GIVEN DATA section start

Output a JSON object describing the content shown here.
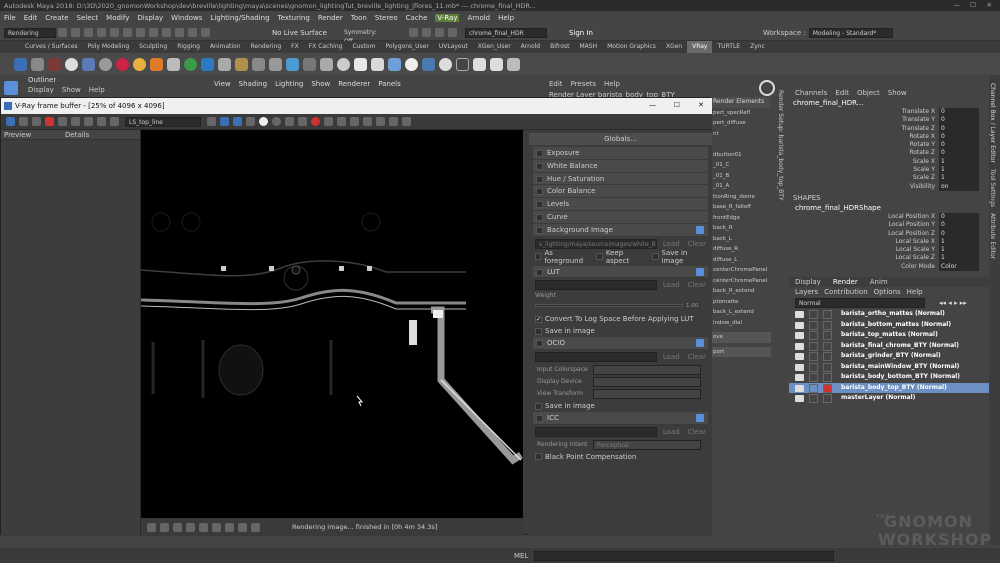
{
  "window": {
    "title": "Autodesk Maya 2018: D:\\3D\\2020_gnomonWorkshop\\dev\\breville\\lighting\\maya\\scenes\\gnomon_lightingTut_breville_lighting_jflores_11.mb* --- chrome_final_HDR..."
  },
  "menubar": [
    "File",
    "Edit",
    "Create",
    "Select",
    "Modify",
    "Display",
    "Windows",
    "Lighting/Shading",
    "Texturing",
    "Render",
    "Toon",
    "Stereo",
    "Cache",
    "V-Ray",
    "Arnold",
    "Help"
  ],
  "statusline": {
    "mode": "Rendering",
    "live_surface": "No Live Surface",
    "symmetry": "Symmetry: Off",
    "search": "chrome_final_HDR",
    "signin": "Sign In",
    "workspace_label": "Workspace :",
    "workspace": "Modeling - Standard*"
  },
  "shelf_tabs": [
    "Curves / Surfaces",
    "Poly Modeling",
    "Sculpting",
    "Rigging",
    "Animation",
    "Rendering",
    "FX",
    "FX Caching",
    "Custom",
    "Polygons_User",
    "UVLayout",
    "XGen_User",
    "Arnold",
    "Bifrost",
    "MASH",
    "Motion Graphics",
    "XGen",
    "VRay",
    "TURTLE",
    "Zync"
  ],
  "outliner": {
    "title": "Outliner",
    "menu": [
      "Display",
      "Show",
      "Help"
    ]
  },
  "viewport_menu": [
    "View",
    "Shading",
    "Lighting",
    "Show",
    "Renderer",
    "Panels"
  ],
  "vfb": {
    "title": "V-Ray frame buffer - [25% of 4096 x 4096]",
    "channel": "LS_top_line",
    "history_cols": [
      "Preview",
      "Details"
    ],
    "status": "Rendering image... finished in [0h 4m 34.3s]",
    "globals": "Globals...",
    "cc": {
      "exposure": "Exposure",
      "white_balance": "White Balance",
      "hue_sat": "Hue / Saturation",
      "color_balance": "Color Balance",
      "levels": "Levels",
      "curve": "Curve",
      "bg_image": "Background Image",
      "bg_path": "s_lighting/maya/sourceimages/white_BG.jpg",
      "load": "Load",
      "clear": "Clear",
      "as_fg": "As foreground",
      "keep_aspect": "Keep aspect",
      "save_in_image": "Save in image",
      "lut": "LUT",
      "weight": "Weight",
      "weight_val": "1.00",
      "convert_log": "Convert To Log Space Before Applying LUT",
      "ocio": "OCIO",
      "input_cs": "Input Colorspace",
      "display_dev": "Display Device",
      "view_transform": "View Transform",
      "icc": "ICC",
      "rendering_intent": "Rendering Intent",
      "perceptual": "Perceptual",
      "bpc": "Black Point Compensation"
    }
  },
  "render_setup": {
    "menu": [
      "Edit",
      "Presets",
      "Help"
    ],
    "layer": "Render Layer  barista_body_top_BTY",
    "tab": "Render Elements",
    "items": [
      "pert_specRefl",
      "pert_diffuse",
      "nt",
      "",
      "dbutton01",
      "_01_C",
      "_01_B",
      "_01_A",
      "ttonRing_dome",
      "base_R_falloff",
      "frontEdge",
      "back_R",
      "back_L",
      "diffuse_R",
      "diffuse_L",
      "centerChromePanel",
      "centerChromePanel",
      "back_R_extend",
      "ptomatte",
      "back_L_extend",
      "indow_dial"
    ],
    "btns": [
      "ove",
      "port"
    ]
  },
  "channel_box": {
    "menu": [
      "Channels",
      "Edit",
      "Object",
      "Show"
    ],
    "object": "chrome_final_HDR...",
    "attrs": [
      [
        "Translate X",
        "0"
      ],
      [
        "Translate Y",
        "0"
      ],
      [
        "Translate Z",
        "0"
      ],
      [
        "Rotate X",
        "0"
      ],
      [
        "Rotate Y",
        "0"
      ],
      [
        "Rotate Z",
        "0"
      ],
      [
        "Scale X",
        "1"
      ],
      [
        "Scale Y",
        "1"
      ],
      [
        "Scale Z",
        "1"
      ],
      [
        "Visibility",
        "on"
      ]
    ],
    "shapes_label": "SHAPES",
    "shape": "chrome_final_HDRShape",
    "shape_attrs": [
      [
        "Local Position X",
        "0"
      ],
      [
        "Local Position Y",
        "0"
      ],
      [
        "Local Position Z",
        "0"
      ],
      [
        "Local Scale X",
        "1"
      ],
      [
        "Local Scale Y",
        "1"
      ],
      [
        "Local Scale Z",
        "1"
      ],
      [
        "Color Mode",
        "Color"
      ]
    ]
  },
  "layer_editor": {
    "tabs": [
      "Display",
      "Render",
      "Anim"
    ],
    "menu": [
      "Layers",
      "Contribution",
      "Options",
      "Help"
    ],
    "mode": "Normal",
    "layers": [
      "barista_ortho_mattes (Normal)",
      "barista_bottom_mattes (Normal)",
      "barista_top_mattes (Normal)",
      "barista_final_chrome_BTY (Normal)",
      "barista_grinder_BTY (Normal)",
      "barista_mainWindow_BTY (Normal)",
      "barista_body_bottom_BTY (Normal)",
      "barista_body_top_BTY (Normal)",
      "masterLayer (Normal)"
    ]
  },
  "side_tabs": [
    "Channel Box / Layer Editor",
    "Tool Settings",
    "Attribute Editor"
  ],
  "vertical_label": "Render Setup: barista_body_top_BTY",
  "helpline": "MEL",
  "watermark": [
    "THE",
    "GNOMON",
    "WORKSHOP"
  ],
  "colors": {
    "accent": "#5b8fd9",
    "selected_layer": "#6d90c4",
    "vray_tab": "#6a6a6a"
  }
}
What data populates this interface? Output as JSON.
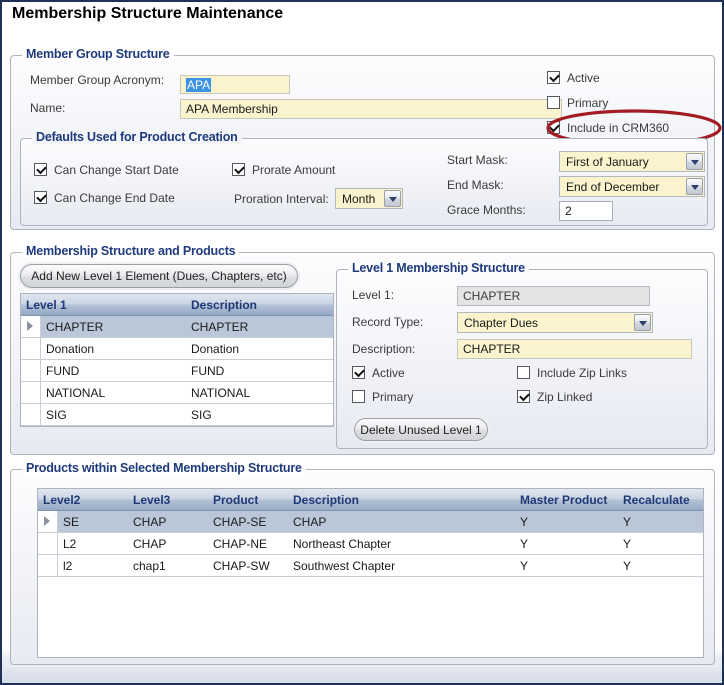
{
  "page_title": "Membership Structure Maintenance",
  "member_group": {
    "title": "Member Group Structure",
    "acronym_label": "Member Group Acronym:",
    "acronym_value": "APA",
    "name_label": "Name:",
    "name_value": "APA Membership",
    "cb_active": {
      "label": "Active",
      "checked": true
    },
    "cb_primary": {
      "label": "Primary",
      "checked": false
    },
    "cb_crm360": {
      "label": "Include in CRM360",
      "checked": true
    }
  },
  "defaults": {
    "title": "Defaults Used for Product Creation",
    "cb_start": {
      "label": "Can Change Start Date",
      "checked": true
    },
    "cb_end": {
      "label": "Can Change End Date",
      "checked": true
    },
    "cb_prorate": {
      "label": "Prorate Amount",
      "checked": true
    },
    "proration_label": "Proration Interval:",
    "proration_value": "Month",
    "start_mask_label": "Start Mask:",
    "start_mask_value": "First of January",
    "end_mask_label": "End Mask:",
    "end_mask_value": "End of December",
    "grace_label": "Grace Months:",
    "grace_value": "2"
  },
  "structure_section": {
    "title": "Membership Structure and Products",
    "add_button_label": "Add New Level 1 Element (Dues, Chapters, etc)",
    "level1_grid": {
      "columns": [
        "Level 1",
        "Description"
      ],
      "rows": [
        [
          "CHAPTER",
          "CHAPTER"
        ],
        [
          "Donation",
          "Donation"
        ],
        [
          "FUND",
          "FUND"
        ],
        [
          "NATIONAL",
          "NATIONAL"
        ],
        [
          "SIG",
          "SIG"
        ]
      ],
      "selected_row": 0
    },
    "level1_detail": {
      "title": "Level 1 Membership Structure",
      "level1_label": "Level 1:",
      "level1_value": "CHAPTER",
      "record_type_label": "Record Type:",
      "record_type_value": "Chapter Dues",
      "description_label": "Description:",
      "description_value": "CHAPTER",
      "cb_active": {
        "label": "Active",
        "checked": true
      },
      "cb_primary": {
        "label": "Primary",
        "checked": false
      },
      "cb_zip_links": {
        "label": "Include Zip Links",
        "checked": false
      },
      "cb_zip_linked": {
        "label": "Zip Linked",
        "checked": true
      },
      "delete_button_label": "Delete Unused Level 1"
    }
  },
  "products_section": {
    "title": "Products within Selected Membership Structure",
    "grid": {
      "columns": [
        "Level2",
        "Level3",
        "Product",
        "Description",
        "Master Product",
        "Recalculate"
      ],
      "rows": [
        [
          "SE",
          "CHAP",
          "CHAP-SE",
          "CHAP",
          "Y",
          "Y"
        ],
        [
          "L2",
          "CHAP",
          "CHAP-NE",
          "Northeast Chapter",
          "Y",
          "Y"
        ],
        [
          "l2",
          "chap1",
          "CHAP-SW",
          "Southwest Chapter",
          "Y",
          "Y"
        ]
      ],
      "selected_row": 0
    }
  },
  "colors": {
    "annotation_red": "#a21d23",
    "field_yellow": "#faf3cd",
    "selection_blue": "#3c92e5",
    "grid_selected": "#b9c7d9",
    "group_title_navy": "#1e3a7c"
  }
}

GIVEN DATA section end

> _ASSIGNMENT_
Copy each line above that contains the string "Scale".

> _EXPECTED OUTPUT_
        "Scale X",
        "Scale Y",
        "Scale Z",
        "Local Scale X",
        "Local Scale Y",
        "Local Scale Z",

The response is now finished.